This is a guest post by Andrew Betts
Taken at face value, that question is pretty absurd. It’s like asking whether a hammer or a screw driver is “better”. For the question to have any real meaning, we need to put a finer point on it. Because this is the Home Defense Gun, the question is really “Which cartridge is better suited to home defense?” That is still a fairly complex question, but let’s try to unpack it a little.
To start, we are comparing full power, supersonic .300 Blackout to full power, supersonic 7.62x39mm. Subsonic .300 Blackout may be fun on the range, but unless you’re some kind of secret agent ninja assassin, it does not serve any practical purpose. Most subsonic .300 Blackout will not even expand and the few that can, will not expand when fired through heavy clothing. Even the very best subsonic .300 Blackout loads behave like pistol rounds when they do expand.
By using subsonic ammunition, we are giving up two of the primary advantages that a rifle holds. Rifles are well suited for home defense in part because they are far more powerful than pistols and it doesn’t hurt that they can penetrate soft armor. So we won’t consider subsonic ammo in this article because it is plain stupid to use it for defense.
We also will not consider ammunition that neither expands nor fragments. It is true that a full metal jacket at rifle speeds will put a great deal more hurt on a bad guy than even the best handgun ammo, but few people would argue that FMJ is a good choice for home defense in any caliber (except maybe .380). Instead, we will look at two loads that are more appropriate for defense in their respective calibers. First up is the .300 Blackout 110 gr TAC-TX loaded by HPR.
This load exhibits textbook perfect performance. It expands well, penetrates adequately, and produces a huge temporary cavity. Similarly, the Barnaul 7.62x39mm 125 gr jacketed soft point produces a wound profile that meets and exceeds all the relevant standards.
There is little substantive difference between the two loads in gelatin. Both were outstanding. The 7.62x39mm produced substantially higher velocity, but it was also fired from a longer barrel. When fired from similar length barrels, the two cartridges tend to produce velocities that are closer, but the 7.62x39mm still usually has an edge with its larger case volume. The difference between the two is smallest with very short barrels, but both cartridges can still perform admirably from barrels as short as 8”. In terms of their capacity to wound, there are minor differences, depending on bullet weight and construction but overall, they are very similar.

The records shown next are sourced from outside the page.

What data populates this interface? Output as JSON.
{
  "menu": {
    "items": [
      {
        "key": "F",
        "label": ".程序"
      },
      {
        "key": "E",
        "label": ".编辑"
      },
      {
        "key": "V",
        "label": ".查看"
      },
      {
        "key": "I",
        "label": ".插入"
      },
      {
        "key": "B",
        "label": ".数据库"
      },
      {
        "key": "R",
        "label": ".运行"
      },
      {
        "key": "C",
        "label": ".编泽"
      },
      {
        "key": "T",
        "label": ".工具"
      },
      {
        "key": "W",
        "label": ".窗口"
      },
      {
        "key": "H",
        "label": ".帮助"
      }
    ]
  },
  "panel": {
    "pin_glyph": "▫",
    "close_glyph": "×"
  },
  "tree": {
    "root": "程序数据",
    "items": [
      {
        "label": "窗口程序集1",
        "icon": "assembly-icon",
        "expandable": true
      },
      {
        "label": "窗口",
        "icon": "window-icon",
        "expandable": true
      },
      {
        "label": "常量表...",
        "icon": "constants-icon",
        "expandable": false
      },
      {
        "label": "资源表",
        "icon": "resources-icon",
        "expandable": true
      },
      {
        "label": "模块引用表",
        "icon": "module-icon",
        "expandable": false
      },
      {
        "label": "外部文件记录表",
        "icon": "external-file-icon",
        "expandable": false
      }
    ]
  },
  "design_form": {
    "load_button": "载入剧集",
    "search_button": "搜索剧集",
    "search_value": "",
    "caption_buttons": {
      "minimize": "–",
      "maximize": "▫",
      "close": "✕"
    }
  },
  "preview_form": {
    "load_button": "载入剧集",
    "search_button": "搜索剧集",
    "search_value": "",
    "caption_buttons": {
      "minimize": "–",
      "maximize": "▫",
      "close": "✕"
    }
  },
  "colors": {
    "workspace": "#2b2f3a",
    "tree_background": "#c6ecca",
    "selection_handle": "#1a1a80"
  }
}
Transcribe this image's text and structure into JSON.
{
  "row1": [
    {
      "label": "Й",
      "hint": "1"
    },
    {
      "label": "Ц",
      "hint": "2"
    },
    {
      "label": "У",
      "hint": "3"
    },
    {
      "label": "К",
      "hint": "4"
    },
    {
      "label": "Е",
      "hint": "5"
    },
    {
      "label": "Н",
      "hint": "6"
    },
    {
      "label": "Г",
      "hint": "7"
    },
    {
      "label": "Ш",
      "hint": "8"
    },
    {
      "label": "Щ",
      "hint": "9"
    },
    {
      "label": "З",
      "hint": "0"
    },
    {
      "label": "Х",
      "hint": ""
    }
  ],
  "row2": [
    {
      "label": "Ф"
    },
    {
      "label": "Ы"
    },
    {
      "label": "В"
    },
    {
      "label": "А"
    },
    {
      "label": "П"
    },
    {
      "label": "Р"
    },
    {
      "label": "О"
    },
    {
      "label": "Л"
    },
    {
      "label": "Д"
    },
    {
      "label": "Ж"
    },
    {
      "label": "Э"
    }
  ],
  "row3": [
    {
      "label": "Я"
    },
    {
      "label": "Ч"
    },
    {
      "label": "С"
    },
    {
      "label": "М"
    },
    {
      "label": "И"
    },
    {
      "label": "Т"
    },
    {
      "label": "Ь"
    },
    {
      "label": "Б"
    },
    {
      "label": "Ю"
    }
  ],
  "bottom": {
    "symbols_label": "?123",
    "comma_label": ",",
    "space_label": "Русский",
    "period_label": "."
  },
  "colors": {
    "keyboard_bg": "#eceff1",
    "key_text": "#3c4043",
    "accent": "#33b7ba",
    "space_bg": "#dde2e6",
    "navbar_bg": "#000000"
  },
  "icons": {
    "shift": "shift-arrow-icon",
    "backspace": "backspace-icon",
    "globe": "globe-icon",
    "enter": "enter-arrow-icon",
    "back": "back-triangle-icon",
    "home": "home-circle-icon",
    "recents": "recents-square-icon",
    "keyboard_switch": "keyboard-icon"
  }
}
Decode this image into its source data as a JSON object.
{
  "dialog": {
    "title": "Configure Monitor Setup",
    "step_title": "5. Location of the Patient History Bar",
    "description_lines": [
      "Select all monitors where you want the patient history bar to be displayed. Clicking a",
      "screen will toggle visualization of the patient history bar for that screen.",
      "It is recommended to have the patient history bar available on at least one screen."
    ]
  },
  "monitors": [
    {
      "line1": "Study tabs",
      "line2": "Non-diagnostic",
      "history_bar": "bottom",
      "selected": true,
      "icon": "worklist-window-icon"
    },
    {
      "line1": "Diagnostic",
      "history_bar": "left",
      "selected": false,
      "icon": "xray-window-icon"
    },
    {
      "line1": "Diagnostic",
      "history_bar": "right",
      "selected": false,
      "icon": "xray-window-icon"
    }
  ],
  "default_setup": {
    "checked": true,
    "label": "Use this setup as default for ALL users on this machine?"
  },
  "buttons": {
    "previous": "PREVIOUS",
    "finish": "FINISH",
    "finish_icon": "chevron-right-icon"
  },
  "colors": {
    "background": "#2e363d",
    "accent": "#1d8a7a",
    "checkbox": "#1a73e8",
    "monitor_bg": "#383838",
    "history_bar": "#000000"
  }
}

The real differences between the two cartridges are seen in price, availability, and the rifles that shoot them. The cost of ammunition might not seem like it should be a primary consideration when weighed against the value of your family. So what if it would cost $70 to fill a 30 round magazine? Your family is worth the very best, right? Absolutely, but you have to buy thousands of rounds of training ammo and at least a few magazines worth of the good stuff to test function and maybe to keep a few spares on your fighting gear in case of periods of civil disorder.

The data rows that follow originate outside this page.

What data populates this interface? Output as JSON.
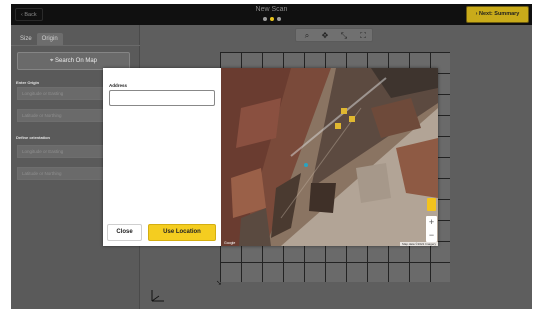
{
  "topbar": {
    "back_label": "Back",
    "title": "New Scan",
    "next_label": "Next: Summary"
  },
  "step_dots": {
    "colors": [
      "#9a9a9a",
      "#e8c31c",
      "#9a9a9a"
    ]
  },
  "tabs": [
    {
      "label": "Size"
    },
    {
      "label": "Origin"
    }
  ],
  "sidebar": {
    "search_map_label": "Search On Map",
    "enter_origin_label": "Enter Origin",
    "origin_fields": [
      {
        "placeholder": "Longitude or Easting"
      },
      {
        "placeholder": "Latitude or Northing"
      }
    ],
    "orientation_label": "Define orientation",
    "orientation_fields": [
      {
        "placeholder": "Longitude or Easting"
      },
      {
        "placeholder": "Latitude or Northing"
      }
    ]
  },
  "toolbar": {
    "icons": [
      "search-icon",
      "move-icon",
      "fit-icon",
      "fullscreen-icon"
    ]
  },
  "dialog": {
    "address_label": "Address",
    "address_value": "",
    "close_label": "Close",
    "use_location_label": "Use Location"
  },
  "map": {
    "google_label": "Google",
    "attribution": "Map data ©2021 Imagery",
    "zoom_in": "+",
    "zoom_out": "−"
  },
  "colors": {
    "accent": "#f4cd20",
    "topbar": "#101010",
    "canvas": "#5e5e5e"
  }
}
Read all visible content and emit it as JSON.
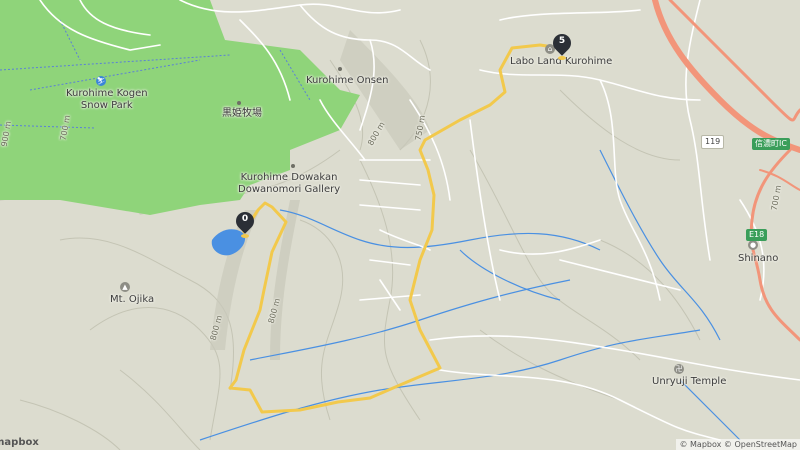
{
  "map": {
    "colors": {
      "land": "#dcdccf",
      "park": "#8fd47a",
      "water": "#4a90e2",
      "route": "#f2c94c",
      "road": "#ffffff",
      "highway": "#f2957a",
      "contour": "#c4c4b4"
    },
    "place_labels": {
      "snow_park_line1": "Kurohime Kogen",
      "snow_park_line2": "Snow Park",
      "ranch": "黒姫牧場",
      "onsen": "Kurohime Onsen",
      "gallery_line1": "Kurohime Dowakan",
      "gallery_line2": "Dowanomori Gallery",
      "labo_land": "Labo Land Kurohime",
      "mt_ojika": "Mt. Ojika",
      "shinano": "Shinano",
      "unryuji": "Unryuji Temple"
    },
    "contour_labels": {
      "c1": "800 m",
      "c2": "800 m",
      "c3": "800 m",
      "c4": "750 m",
      "c5": "900 m",
      "c6": "700 m",
      "c7": "700 m"
    },
    "road_shields": {
      "r119": "119",
      "ic": "信濃町IC",
      "e18": "E18"
    },
    "markers": [
      {
        "label": "0",
        "name": "start"
      },
      {
        "label": "5",
        "name": "end"
      }
    ],
    "icons": {
      "snow_park": "ski-icon",
      "gallery": "poi-dot-icon",
      "ranch": "poi-dot-icon",
      "onsen": "poi-dot-icon",
      "labo_land": "lodging-icon",
      "mt_ojika": "mountain-icon",
      "shinano": "town-icon",
      "unryuji": "temple-icon",
      "route_marker": "map-pin-icon"
    },
    "attribution": "© Mapbox © OpenStreetMap",
    "logo": "mapbox"
  }
}
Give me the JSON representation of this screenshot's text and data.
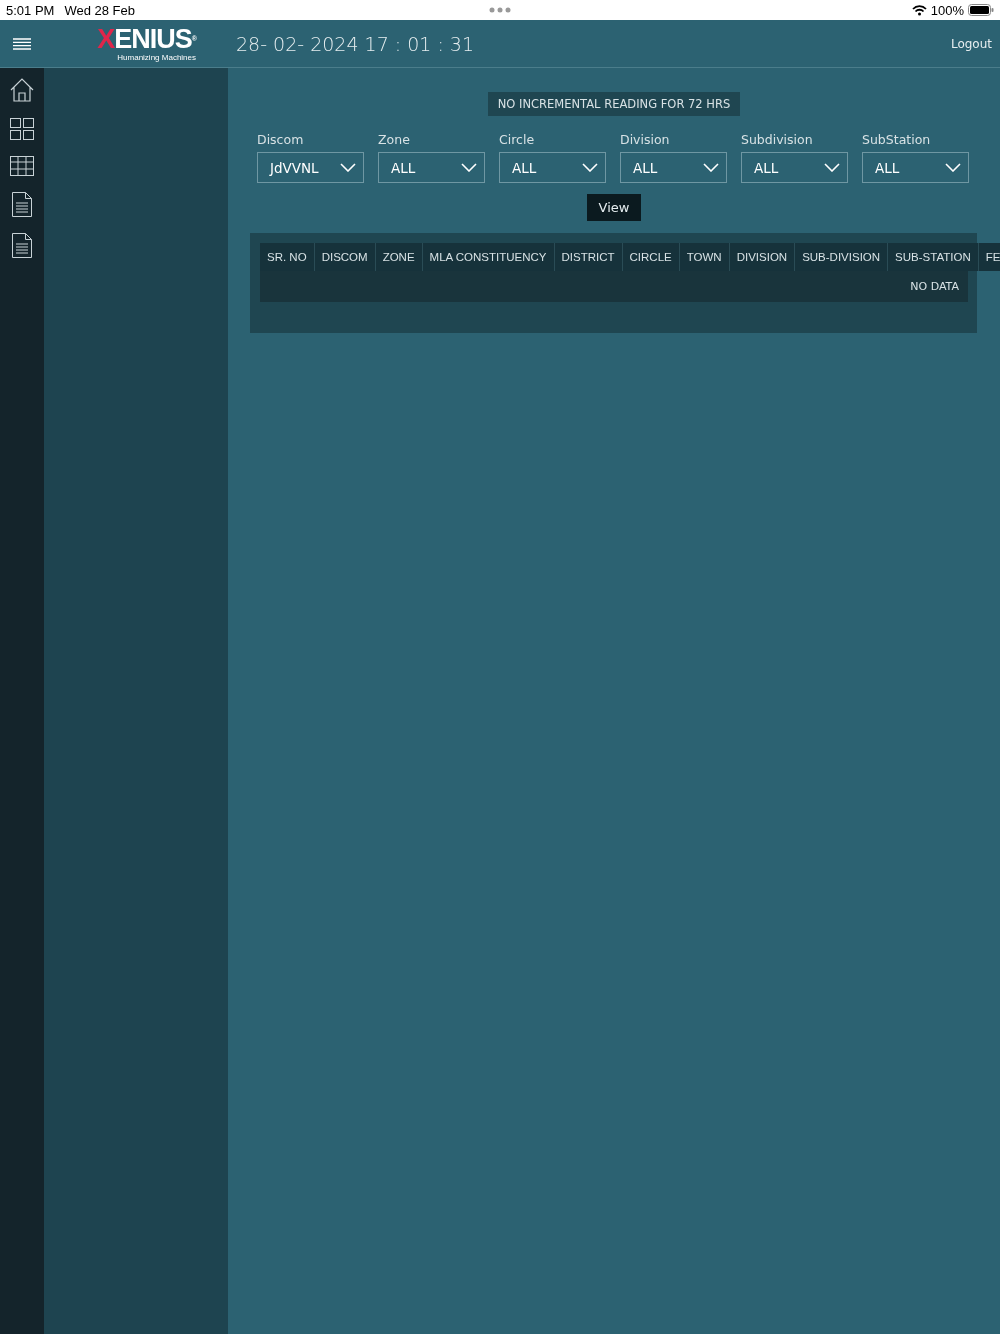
{
  "status_bar": {
    "time": "5:01 PM",
    "date": "Wed 28 Feb",
    "battery": "100%"
  },
  "header": {
    "logo": "XENIUS",
    "logo_mark": "®",
    "tagline": "Humanizing Machines",
    "datetime": "28- 02- 2024 17 : 01 : 31",
    "logout": "Logout"
  },
  "sidebar": {
    "items": [
      {
        "kind": "home"
      },
      {
        "kind": "grid"
      },
      {
        "kind": "table"
      },
      {
        "kind": "document"
      },
      {
        "kind": "document"
      }
    ]
  },
  "notice": "NO INCREMENTAL READING FOR 72 HRS",
  "filters": [
    {
      "label": "Discom",
      "value": "JdVVNL"
    },
    {
      "label": "Zone",
      "value": "ALL"
    },
    {
      "label": "Circle",
      "value": "ALL"
    },
    {
      "label": "Division",
      "value": "ALL"
    },
    {
      "label": "Subdivision",
      "value": "ALL"
    },
    {
      "label": "SubStation",
      "value": "ALL"
    }
  ],
  "view_button": "View",
  "table": {
    "columns": [
      "SR. NO",
      "DISCOM",
      "ZONE",
      "MLA CONSTITUENCY",
      "DISTRICT",
      "CIRCLE",
      "TOWN",
      "DIVISION",
      "SUB-DIVISION",
      "SUB-STATION",
      "FE"
    ],
    "empty_text": "NO DATA"
  }
}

Although premium defense ammo isn’t much different between the two, the cost of .300 Blackout training ammo is significantly higher than the cheap stuff for 7.62x39mm. That means that no matter what your budget is, you can get more rounds down range with 7.62x39mm than you can with .300 Blackout and training is far more important than any other factor. That said, the limiting factor for many people is not the number of rounds they can purchase, but the amount of time they have available for training. Depending on your financial situation, ammo cost may be a wash for you.
That leaves the weapon system. Although almost any rifle could theoretically be chambered for either cartridge, the .300 Blackout feeds from unmodified 5.56mm magazines and there are few AKs chambered in the cartridge (if any). While there are 7.62x39mm AR15 pattern rifles available, they either feed from weird, expensive magazines that can induce feed problems or they have a modified lower receiver that can accept AK mags, which eliminates some of the ergonomic advantages of the AR. There are exceptions, but generally speaking, .300 Blackout means an AR or AR-like rifle (SCAR, ACR, etc.) while 7.62×39 means an AK, SKS, or similar commie rifle. Any of these rifles are perfectly suitable for defense, but the AR has far better ergonomics.
The bottom line is that you have to decide what fits your needs best, but the cartridges are very similar and either choice, fired from either an AR or AK would be very suitable for home defense.
Andrew Betts served with the Arizona National Guard for over 12 years, including a tour to Afghanistan. Visit his YouTube Channel for more great shooting information.
Photo credit – Andrew Betts